New West End Company chief operating officer Gary Reeves, says: "We were delighted to support the Oxford Street retailers and I personally hope we can maintain this as an annual event. There's no competition between ourselves and the Regent Street festival as we are both only concerned with the West End's wellbeing and the challenges that both streets face."
Another new event to be staged during September saw Tower Bridge play host to a rock concert for the first time in its 111-year history. Scottish five-piece band Texas performed on Tower Bridge's elevated walkway, 130ft above the river, to an audience of ticket-winners on 6 September.

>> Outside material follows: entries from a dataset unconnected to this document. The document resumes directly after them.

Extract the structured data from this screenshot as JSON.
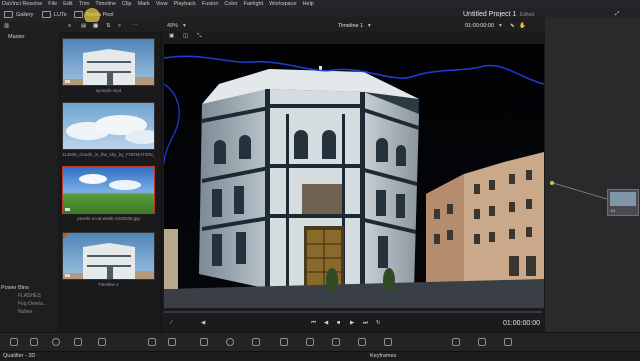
{
  "menu": [
    "DaVinci Resolve",
    "File",
    "Edit",
    "Trim",
    "Timeline",
    "Clip",
    "Mark",
    "View",
    "Playback",
    "Fusion",
    "Color",
    "Fairlight",
    "Workspace",
    "Help"
  ],
  "toolbar": {
    "gallery_label": "Gallery",
    "luts_label": "LUTs",
    "media_pool_label": "Media Pool",
    "project_title": "Untitled Project 1",
    "edited_label": "Edited"
  },
  "viewer": {
    "zoom": "49%",
    "timeline_name": "Timeline 1",
    "timecode_top": "01:00:00:00",
    "timecode_bottom": "01:00:00:00"
  },
  "left_panel": {
    "master_label": "Master",
    "power_bins_label": "Power Bins",
    "bins": [
      "FLASHES",
      "Fog Overla...",
      "Nubes"
    ]
  },
  "media_pool": {
    "clips": [
      {
        "name": "ejemplo.mp4",
        "selected": false
      },
      {
        "name": "114836_clouds_in_the_sky_by_FORMATION_mo...",
        "selected": false
      },
      {
        "name": "pexels-scott-webb-1048039.jpg",
        "selected": true
      },
      {
        "name": "Timeline 1",
        "selected": false
      }
    ]
  },
  "nodes": {
    "node_label": "01"
  },
  "status": {
    "qualifier_label": "Qualifier - 3D",
    "keyframes_label": "Keyframes"
  },
  "colors": {
    "accent_red": "#c0392b",
    "mask_stroke": "#1f3dd6",
    "background": "#1b1b1d"
  }
}
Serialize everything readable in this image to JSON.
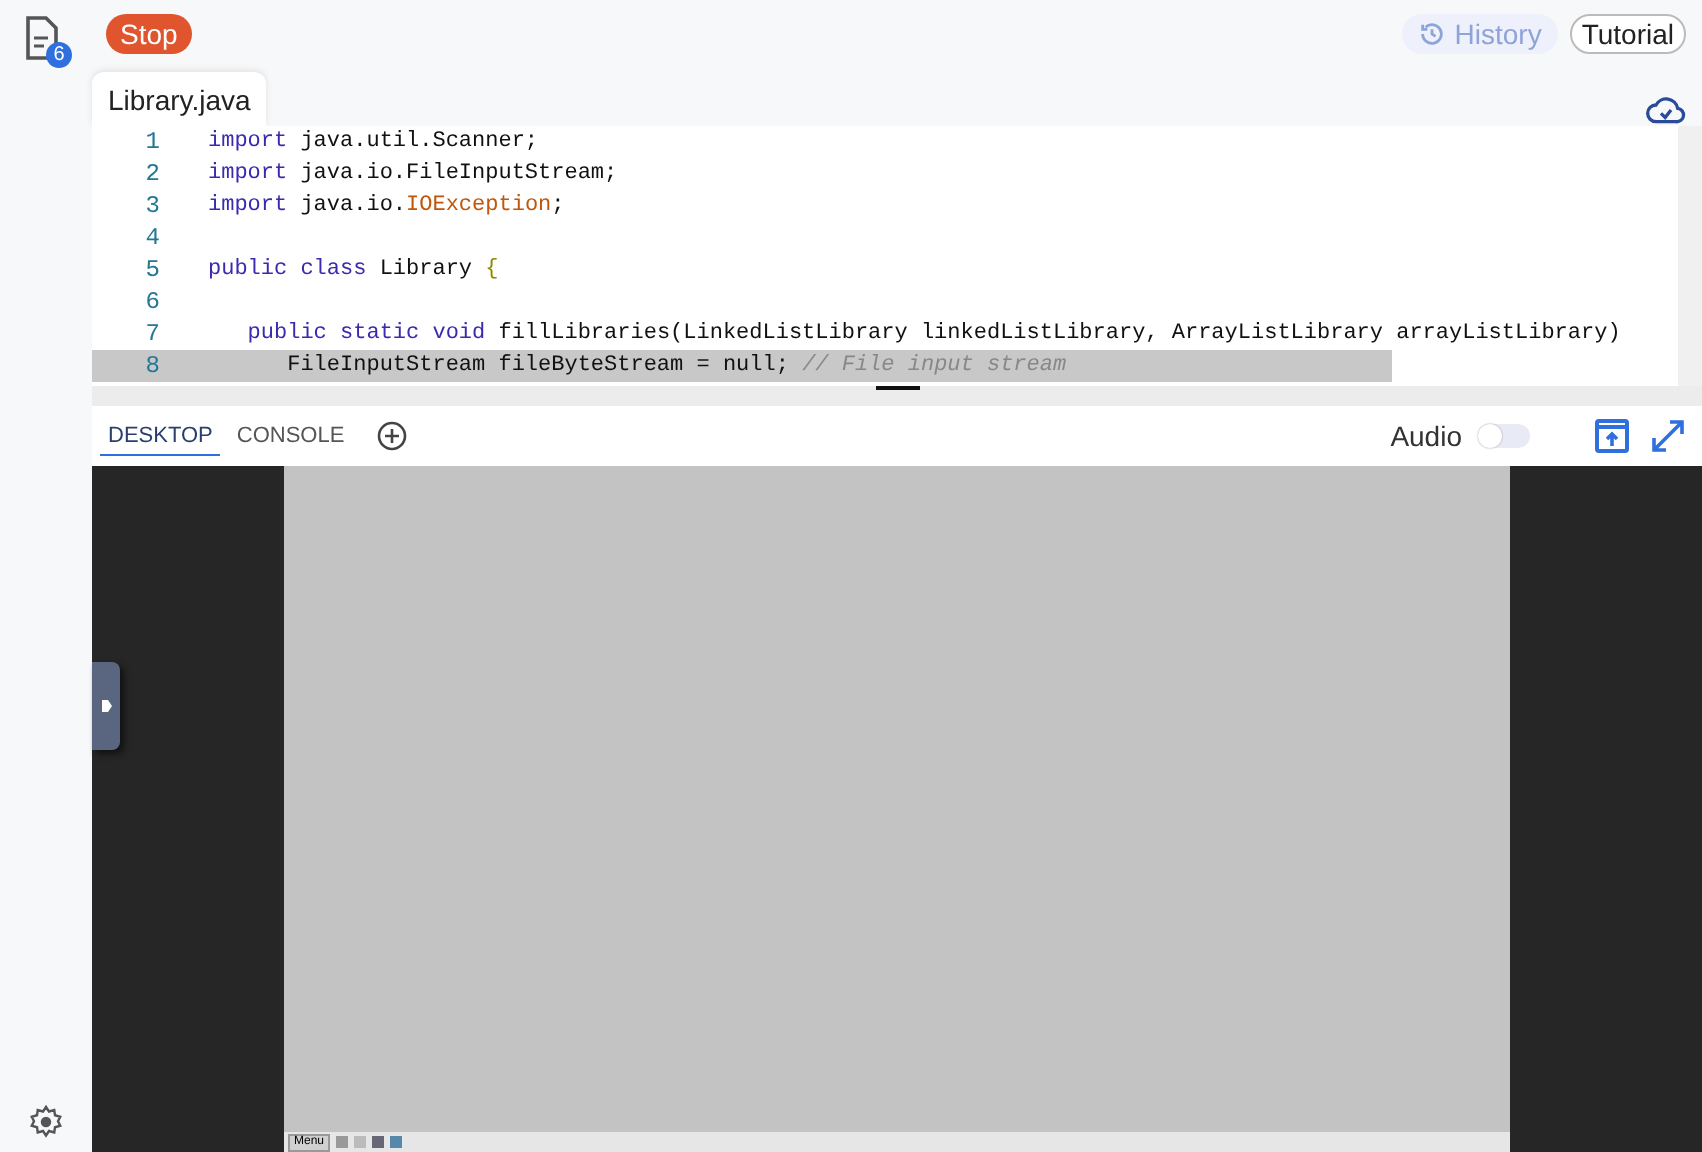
{
  "sidebar": {
    "files_badge": "6"
  },
  "toolbar": {
    "stop": "Stop",
    "history": "History",
    "tutorial": "Tutorial"
  },
  "editor": {
    "tabs": [
      {
        "label": "Library.java",
        "selected": true
      }
    ],
    "lines": [
      {
        "number": "1",
        "tokens": [
          {
            "text": "import",
            "kind": "keyword"
          },
          {
            "text": " java.util.Scanner;",
            "kind": "plain"
          }
        ]
      },
      {
        "number": "2",
        "tokens": [
          {
            "text": "import",
            "kind": "keyword"
          },
          {
            "text": " java.io.FileInputStream;",
            "kind": "plain"
          }
        ]
      },
      {
        "number": "3",
        "tokens": [
          {
            "text": "import",
            "kind": "keyword"
          },
          {
            "text": " java.io.",
            "kind": "plain"
          },
          {
            "text": "IOException",
            "kind": "type"
          },
          {
            "text": ";",
            "kind": "plain"
          }
        ]
      },
      {
        "number": "4"
      },
      {
        "number": "5",
        "tokens": [
          {
            "text": "public class",
            "kind": "keyword"
          },
          {
            "text": " Library ",
            "kind": "plain"
          },
          {
            "text": "{",
            "kind": "brace"
          }
        ]
      },
      {
        "number": "6"
      },
      {
        "number": "7",
        "tokens": [
          {
            "text": "   public static void",
            "kind": "keyword"
          },
          {
            "text": " fillLibraries(LinkedListLibrary linkedListLibrary, ArrayListLibrary arrayListLibrary)",
            "kind": "plain"
          }
        ]
      },
      {
        "number": "8",
        "tokens": [
          {
            "text": "      FileInputStream fileByteStream = null; ",
            "kind": "plain"
          },
          {
            "text": "// File input stream",
            "kind": "comment"
          }
        ]
      }
    ]
  },
  "panel": {
    "tabs": [
      {
        "label": "DESKTOP",
        "selected": true
      },
      {
        "label": "CONSOLE",
        "selected": false
      }
    ],
    "audio": {
      "label": "Audio",
      "on": false
    }
  },
  "desktop": {
    "taskbar_menu": "Menu"
  }
}
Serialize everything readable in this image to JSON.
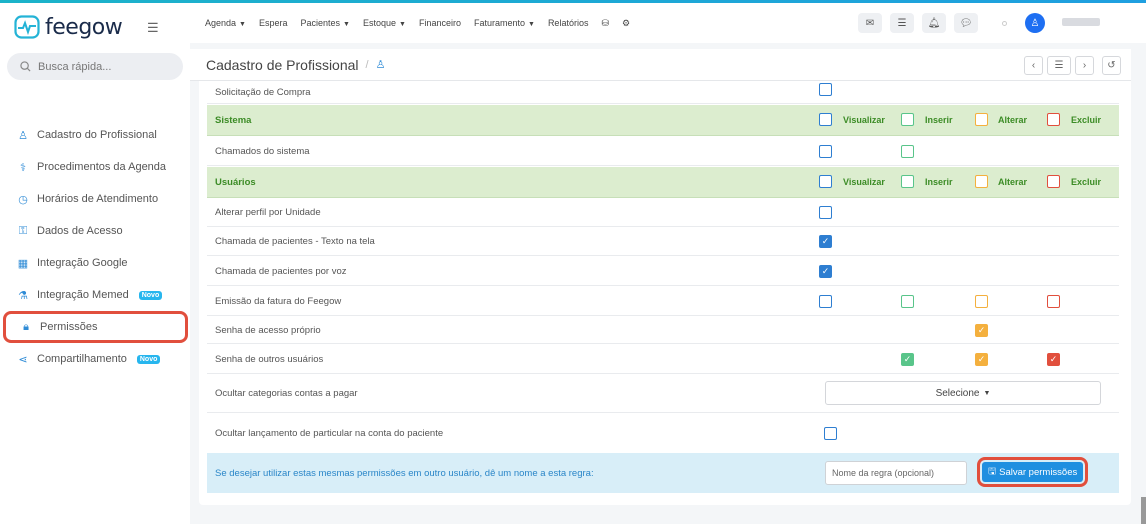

Visit London's Bidwell says: "Virgin Radio teamed up with Visit London to make music history with this gig and 200 people saw something that could only have happened in London. It showed the world what a surprising and cutting edge place the capital can be."
The River Thames, often seen as an under-utilised event space, also played its part in the month-long campaign. On 16 September a flotilla of boats made its way along the river from Greenwich in a solemn re-enactment of the funeral of Lord Nelson after his victory at the Battle of Trafalgar.
Oarsmen in the uniforms of 200 years ago made their way upriver, accompanying the New Trafalgar Dispatch contained in a scale replica coffin of the one that carried Nelson along the same route. The Flotilla was greeted by a 15-gun salute from HMS Belfast and berthed at the headquarters ship, Wellington, at Middle Temple pier, where the Princess Royal and the Dean of St Paul's met the first Sea Lord aboard the crafts.
Two days later the river formed the backdrop to The Mayor's Thames Festival from 17-18 September, as a riverside bazaar with food, drink, arts and craft from around the world set up its pitch between Tower Bridge and Westminster Bridge. Next to Tate Modern, a live performance by musician Robert Miles was accompanied by spectacular projections on to a helium-filled sphere that rose above the audience's heads.
Then on the Sunday evening, a night carnival saw 2,000 musicians, dancers and performers with illuminated costumes parade with floats along Victoria Embankment and across Blackfriars Bridge. The firework finale to the Thames Festival was set off from a barge on the river between Waterloo and Blackfriars bridges.
Visit London's Bidwell concludes: "Following the London bomb attacks we knew that we had to respond positively and quickly but leave enough space for the recovery from the shock of what happened.
"The Everyone's London and London in September campaigns have been great examples of what we the city can achieve by working as a collective strength - and we have proved that a dynamic event strategy works as an effective driver for brands such as London."